Hanna Butler, IFRC

Out of a slumped, damaged building, Mohammed Yunus wades through waist-deep water.

“This is the first time in my life that I have seen a flood like this,” he says. “I wasn’t aware when the flood arrived. It came late at night. We had to quickly leave the house with our eight children.”

“Everything was left in the house and everything was washed away. We lost clothes, food, our water pump and things from the kitchen.

“I am usually a rice and jute farmer, but now my crops are flooded and ruined. I don’t know how we will survive. Who will help us?”

It is a question asked by many of those affected by the severe flooding in India. As water recedes in one of the country’s worst flood-hit areas, the full extent of the destruction and devastation begins to emerge.

The road into Sunali, a village in Bihar is flanked on either side by what looks like a lake.  But it isn’t a lake. It is where homes, crops and a school once stood. Now that school is flattened, its playground still under a metre of water. The school van is saturated and full of silt.

Both traditional style thatched houses and sturdier concrete dwellings have been swept from their foundations, testament to the severity of the disaster.

Most of the people living in this area are just like Mohammed, working as small-scale subsistence farmers who grow enough to eat and a little extra as income for basic necessities.

With the main food and livelihoods gone, the Indian Red Cross Katihar branch Chairman, Anil Chamaria, says it will be very lean times ahead for people in Sunali.

“People will survive, but they will need help. This is one of the poorest states of India. People were already vulnerable before the flood,” he adds.

Anil and Red Cross volunteers, along with the government, have been providing initial response and relief to flood hit communities in Bihar since the onset of the disaster, but with 31 million people affected in India, the task is huge.

A few metres down the road past more flood-flattened homes, a young family cooks breakfast on a rare spot of dry ground surrounded by debris.

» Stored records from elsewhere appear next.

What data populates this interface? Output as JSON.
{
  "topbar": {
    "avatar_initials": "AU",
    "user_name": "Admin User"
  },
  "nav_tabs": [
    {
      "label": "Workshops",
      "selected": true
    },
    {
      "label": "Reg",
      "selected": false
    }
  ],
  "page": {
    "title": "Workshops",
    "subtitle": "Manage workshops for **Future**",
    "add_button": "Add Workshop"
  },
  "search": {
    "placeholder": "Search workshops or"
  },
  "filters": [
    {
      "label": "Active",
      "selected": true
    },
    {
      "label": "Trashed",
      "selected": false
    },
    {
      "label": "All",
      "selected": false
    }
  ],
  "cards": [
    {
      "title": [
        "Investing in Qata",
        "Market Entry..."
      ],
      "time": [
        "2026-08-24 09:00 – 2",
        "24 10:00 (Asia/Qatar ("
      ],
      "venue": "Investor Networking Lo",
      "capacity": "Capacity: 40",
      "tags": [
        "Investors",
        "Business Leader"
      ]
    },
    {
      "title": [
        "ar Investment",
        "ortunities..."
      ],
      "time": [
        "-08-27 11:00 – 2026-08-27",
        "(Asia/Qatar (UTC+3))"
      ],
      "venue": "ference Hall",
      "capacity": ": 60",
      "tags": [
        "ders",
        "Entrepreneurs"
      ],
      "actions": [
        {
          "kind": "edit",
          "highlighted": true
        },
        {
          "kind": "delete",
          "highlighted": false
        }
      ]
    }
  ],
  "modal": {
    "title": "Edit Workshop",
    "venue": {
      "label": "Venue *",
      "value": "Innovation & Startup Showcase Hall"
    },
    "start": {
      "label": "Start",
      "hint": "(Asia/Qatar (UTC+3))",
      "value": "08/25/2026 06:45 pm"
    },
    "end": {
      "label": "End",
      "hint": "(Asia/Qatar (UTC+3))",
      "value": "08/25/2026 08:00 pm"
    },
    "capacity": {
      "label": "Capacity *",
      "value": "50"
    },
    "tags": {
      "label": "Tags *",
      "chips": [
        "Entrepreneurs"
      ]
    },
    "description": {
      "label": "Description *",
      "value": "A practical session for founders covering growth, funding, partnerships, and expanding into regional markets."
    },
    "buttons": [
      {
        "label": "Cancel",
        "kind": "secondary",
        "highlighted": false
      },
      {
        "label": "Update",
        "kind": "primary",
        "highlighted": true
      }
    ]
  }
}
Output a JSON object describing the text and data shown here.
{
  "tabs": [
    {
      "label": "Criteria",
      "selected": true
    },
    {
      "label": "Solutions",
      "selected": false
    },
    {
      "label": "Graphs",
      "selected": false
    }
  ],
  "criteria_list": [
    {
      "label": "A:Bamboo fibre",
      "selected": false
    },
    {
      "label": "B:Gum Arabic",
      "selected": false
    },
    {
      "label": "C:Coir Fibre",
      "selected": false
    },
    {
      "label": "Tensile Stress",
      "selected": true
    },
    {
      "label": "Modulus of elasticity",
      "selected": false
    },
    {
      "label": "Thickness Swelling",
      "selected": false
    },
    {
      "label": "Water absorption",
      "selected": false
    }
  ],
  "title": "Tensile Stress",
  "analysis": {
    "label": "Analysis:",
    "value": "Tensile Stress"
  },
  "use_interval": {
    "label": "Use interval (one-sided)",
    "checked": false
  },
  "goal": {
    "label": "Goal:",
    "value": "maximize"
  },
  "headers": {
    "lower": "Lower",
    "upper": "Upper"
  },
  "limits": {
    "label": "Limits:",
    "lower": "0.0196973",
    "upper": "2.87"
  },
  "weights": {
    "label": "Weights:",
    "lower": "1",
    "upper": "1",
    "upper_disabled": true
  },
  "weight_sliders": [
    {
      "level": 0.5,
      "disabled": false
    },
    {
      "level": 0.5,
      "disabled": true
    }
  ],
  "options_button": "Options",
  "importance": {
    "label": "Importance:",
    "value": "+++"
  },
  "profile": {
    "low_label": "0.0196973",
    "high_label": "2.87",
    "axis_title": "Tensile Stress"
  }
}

The makeshift kitchen sits among piles of broken roofing iron, collapsed walls and bits of what was Ansari and Allbjar’s life.

Ansari points to a muddy bit of land. “That is where our house used to be. A house with three rooms,” he says. “We escaped when the flood came and we just took the baby. We are now staying with our relatives. We are hoping for help because we have nothing left. We have no food; we have nothing.”

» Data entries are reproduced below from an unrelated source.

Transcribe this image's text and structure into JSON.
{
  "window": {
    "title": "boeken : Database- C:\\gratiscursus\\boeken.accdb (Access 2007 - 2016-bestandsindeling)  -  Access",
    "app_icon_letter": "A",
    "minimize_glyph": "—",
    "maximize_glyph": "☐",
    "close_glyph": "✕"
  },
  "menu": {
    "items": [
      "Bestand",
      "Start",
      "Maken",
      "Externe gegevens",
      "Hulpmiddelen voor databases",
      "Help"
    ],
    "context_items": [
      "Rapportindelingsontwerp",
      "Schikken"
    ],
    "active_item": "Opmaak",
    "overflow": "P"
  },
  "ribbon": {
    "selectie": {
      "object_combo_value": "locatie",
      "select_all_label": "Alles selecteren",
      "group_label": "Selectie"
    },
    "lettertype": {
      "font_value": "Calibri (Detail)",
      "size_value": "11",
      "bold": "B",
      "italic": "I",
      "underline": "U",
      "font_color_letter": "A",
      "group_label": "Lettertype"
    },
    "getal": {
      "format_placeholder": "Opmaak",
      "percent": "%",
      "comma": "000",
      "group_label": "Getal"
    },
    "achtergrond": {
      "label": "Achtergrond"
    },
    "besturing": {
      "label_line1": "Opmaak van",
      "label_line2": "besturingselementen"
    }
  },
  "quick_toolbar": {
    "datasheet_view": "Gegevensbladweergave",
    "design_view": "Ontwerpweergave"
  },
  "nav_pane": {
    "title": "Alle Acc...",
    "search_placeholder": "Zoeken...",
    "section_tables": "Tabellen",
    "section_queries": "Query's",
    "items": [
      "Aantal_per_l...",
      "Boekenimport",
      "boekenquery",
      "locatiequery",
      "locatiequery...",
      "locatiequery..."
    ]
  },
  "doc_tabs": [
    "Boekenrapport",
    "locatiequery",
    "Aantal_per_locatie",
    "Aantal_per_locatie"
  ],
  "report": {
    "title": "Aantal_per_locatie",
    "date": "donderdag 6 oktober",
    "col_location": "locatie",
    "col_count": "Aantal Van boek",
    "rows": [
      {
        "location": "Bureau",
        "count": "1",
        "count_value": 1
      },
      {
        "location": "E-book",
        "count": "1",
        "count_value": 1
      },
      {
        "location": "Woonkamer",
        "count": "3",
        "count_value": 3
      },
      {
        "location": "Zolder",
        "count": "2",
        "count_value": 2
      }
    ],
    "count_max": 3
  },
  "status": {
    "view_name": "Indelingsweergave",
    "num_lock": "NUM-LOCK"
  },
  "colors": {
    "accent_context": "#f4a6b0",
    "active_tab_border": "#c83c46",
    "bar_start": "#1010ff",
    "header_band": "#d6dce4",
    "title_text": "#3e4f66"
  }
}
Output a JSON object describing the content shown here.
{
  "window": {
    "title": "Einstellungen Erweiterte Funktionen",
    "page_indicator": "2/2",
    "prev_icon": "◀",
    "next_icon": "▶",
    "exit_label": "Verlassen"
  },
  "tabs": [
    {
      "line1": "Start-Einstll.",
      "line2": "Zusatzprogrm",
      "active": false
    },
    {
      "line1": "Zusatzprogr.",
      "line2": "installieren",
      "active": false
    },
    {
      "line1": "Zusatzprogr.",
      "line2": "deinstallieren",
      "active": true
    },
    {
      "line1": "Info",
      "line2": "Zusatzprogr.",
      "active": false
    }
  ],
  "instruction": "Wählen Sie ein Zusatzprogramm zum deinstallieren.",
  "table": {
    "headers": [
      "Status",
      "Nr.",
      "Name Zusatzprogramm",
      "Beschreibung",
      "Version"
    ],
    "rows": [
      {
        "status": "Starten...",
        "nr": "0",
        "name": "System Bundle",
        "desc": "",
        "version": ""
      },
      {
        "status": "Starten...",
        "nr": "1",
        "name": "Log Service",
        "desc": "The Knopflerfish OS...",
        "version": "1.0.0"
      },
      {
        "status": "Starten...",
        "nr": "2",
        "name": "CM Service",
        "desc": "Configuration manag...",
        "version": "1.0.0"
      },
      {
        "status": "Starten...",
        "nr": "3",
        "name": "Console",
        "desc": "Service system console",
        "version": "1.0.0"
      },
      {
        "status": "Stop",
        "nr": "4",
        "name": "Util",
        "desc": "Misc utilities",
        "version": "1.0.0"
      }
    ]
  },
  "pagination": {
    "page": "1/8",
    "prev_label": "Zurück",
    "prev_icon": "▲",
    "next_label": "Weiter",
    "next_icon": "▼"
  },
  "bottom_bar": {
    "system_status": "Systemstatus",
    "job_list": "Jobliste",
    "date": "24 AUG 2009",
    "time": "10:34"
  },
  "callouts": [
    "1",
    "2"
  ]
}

A crowd begins to gather around the young family, and hears the final question: was this the worst flood you have experienced? Ansari and Allbjar’s answer is clear and echoed by the crowd.

“Yes, it’s the worst flood we have ever had.”